§ Your objective
Look through the entries below and return all lines including the word "people".

§ Dataset content
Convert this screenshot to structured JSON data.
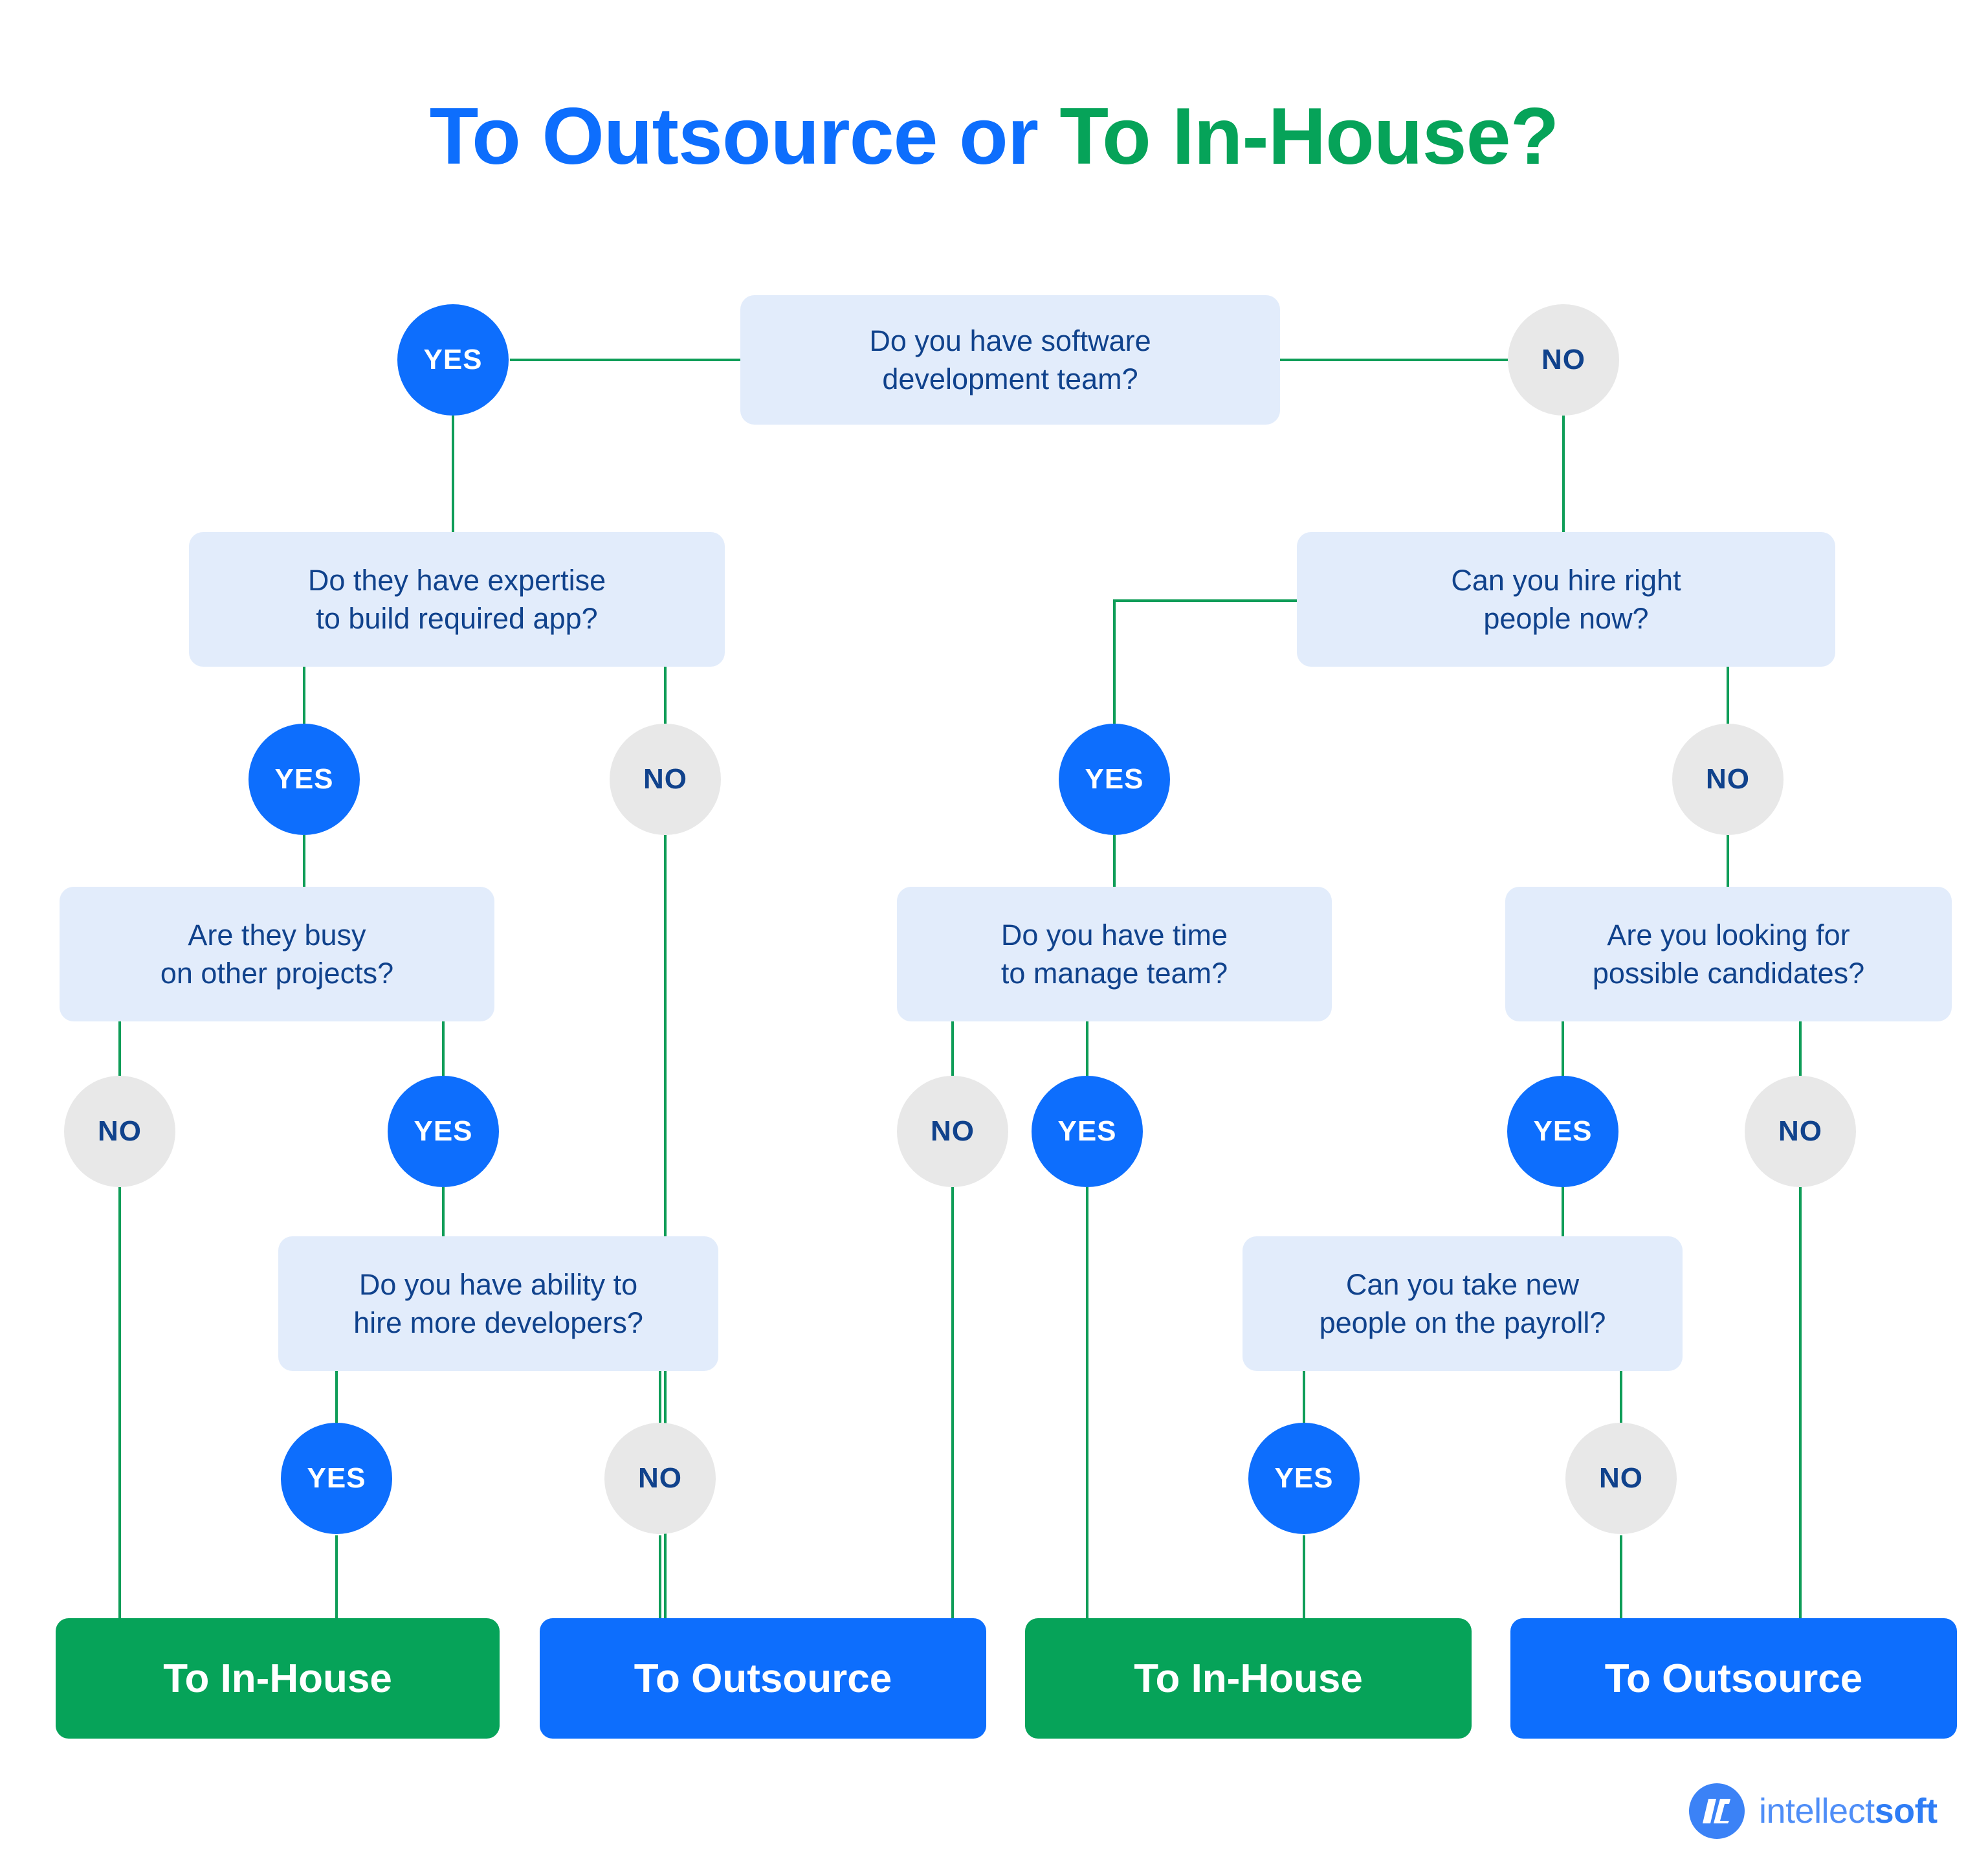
{
  "title": {
    "part1": "To Outsource or ",
    "part2": "To In-House?",
    "color_blue": "#0d6efd",
    "color_green": "#06a359"
  },
  "colors": {
    "background": "#ffffff",
    "question_box": "#e2ecfb",
    "question_text": "#10428c",
    "yes_circle": "#0d6efd",
    "no_circle": "#e8e8e8",
    "connector_line": "#0f9d58",
    "result_inhouse": "#06a359",
    "result_outsource": "#0d6efd",
    "logo_blue": "#3b82f6"
  },
  "questions": {
    "q1": {
      "line1": "Do you have software",
      "line2": "development team?"
    },
    "q2": {
      "line1": "Do they have expertise",
      "line2": "to build required app?"
    },
    "q3": {
      "line1": "Can you hire right",
      "line2": "people now?"
    },
    "q4": {
      "line1": "Are they busy",
      "line2": "on other projects?"
    },
    "q5": {
      "line1": "Do you have time",
      "line2": "to manage team?"
    },
    "q6": {
      "line1": "Are you looking for",
      "line2": "possible candidates?"
    },
    "q7": {
      "line1": "Do you have ability to",
      "line2": "hire more developers?"
    },
    "q8": {
      "line1": "Can you take new",
      "line2": "people on the payroll?"
    }
  },
  "labels": {
    "yes": "YES",
    "no": "NO"
  },
  "nodes": {
    "n1_yes": "YES",
    "n1_no": "NO",
    "n2_yes": "YES",
    "n2_no": "NO",
    "n3_yes": "YES",
    "n3_no": "NO",
    "n4_no": "NO",
    "n4_yes": "YES",
    "n5_no": "NO",
    "n5_yes": "YES",
    "n6_yes": "YES",
    "n6_no": "NO",
    "n7_yes": "YES",
    "n7_no": "NO",
    "n8_yes": "YES",
    "n8_no": "NO"
  },
  "results": {
    "r1": "To In-House",
    "r2": "To Outsource",
    "r3": "To In-House",
    "r4": "To Outsource"
  },
  "logo": {
    "name_light": "intellect",
    "name_bold": "soft"
  },
  "chart_data": {
    "type": "flowchart",
    "title": "To Outsource or To In-House?",
    "nodes": [
      {
        "id": "q1",
        "kind": "question",
        "text": "Do you have software development team?"
      },
      {
        "id": "q2",
        "kind": "question",
        "text": "Do they have expertise to build required app?"
      },
      {
        "id": "q3",
        "kind": "question",
        "text": "Can you hire right people now?"
      },
      {
        "id": "q4",
        "kind": "question",
        "text": "Are they busy on other projects?"
      },
      {
        "id": "q5",
        "kind": "question",
        "text": "Do you have time to manage team?"
      },
      {
        "id": "q6",
        "kind": "question",
        "text": "Are you looking for possible candidates?"
      },
      {
        "id": "q7",
        "kind": "question",
        "text": "Do you have ability to hire more developers?"
      },
      {
        "id": "q8",
        "kind": "question",
        "text": "Can you take new people on the payroll?"
      },
      {
        "id": "r1",
        "kind": "result",
        "text": "To In-House"
      },
      {
        "id": "r2",
        "kind": "result",
        "text": "To Outsource"
      },
      {
        "id": "r3",
        "kind": "result",
        "text": "To In-House"
      },
      {
        "id": "r4",
        "kind": "result",
        "text": "To Outsource"
      }
    ],
    "edges": [
      {
        "from": "q1",
        "to": "q2",
        "label": "YES"
      },
      {
        "from": "q1",
        "to": "q3",
        "label": "NO"
      },
      {
        "from": "q2",
        "to": "q4",
        "label": "YES"
      },
      {
        "from": "q2",
        "to": "r2",
        "label": "NO"
      },
      {
        "from": "q4",
        "to": "r1",
        "label": "NO"
      },
      {
        "from": "q4",
        "to": "q7",
        "label": "YES"
      },
      {
        "from": "q7",
        "to": "r1",
        "label": "YES"
      },
      {
        "from": "q7",
        "to": "r2",
        "label": "NO"
      },
      {
        "from": "q3",
        "to": "q5",
        "label": "YES"
      },
      {
        "from": "q3",
        "to": "q6",
        "label": "NO"
      },
      {
        "from": "q5",
        "to": "r3",
        "label": "NO"
      },
      {
        "from": "q5",
        "to": "r3",
        "label": "YES"
      },
      {
        "from": "q6",
        "to": "q8",
        "label": "YES"
      },
      {
        "from": "q6",
        "to": "r4",
        "label": "NO"
      },
      {
        "from": "q8",
        "to": "r3",
        "label": "YES"
      },
      {
        "from": "q8",
        "to": "r4",
        "label": "NO"
      }
    ]
  }
}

§ Result for this task
      "line2": "people now?"
      "line2": "people on the payroll?"
        "text": "Can you hire right people now?"
        "text": "Can you take new people on the payroll?"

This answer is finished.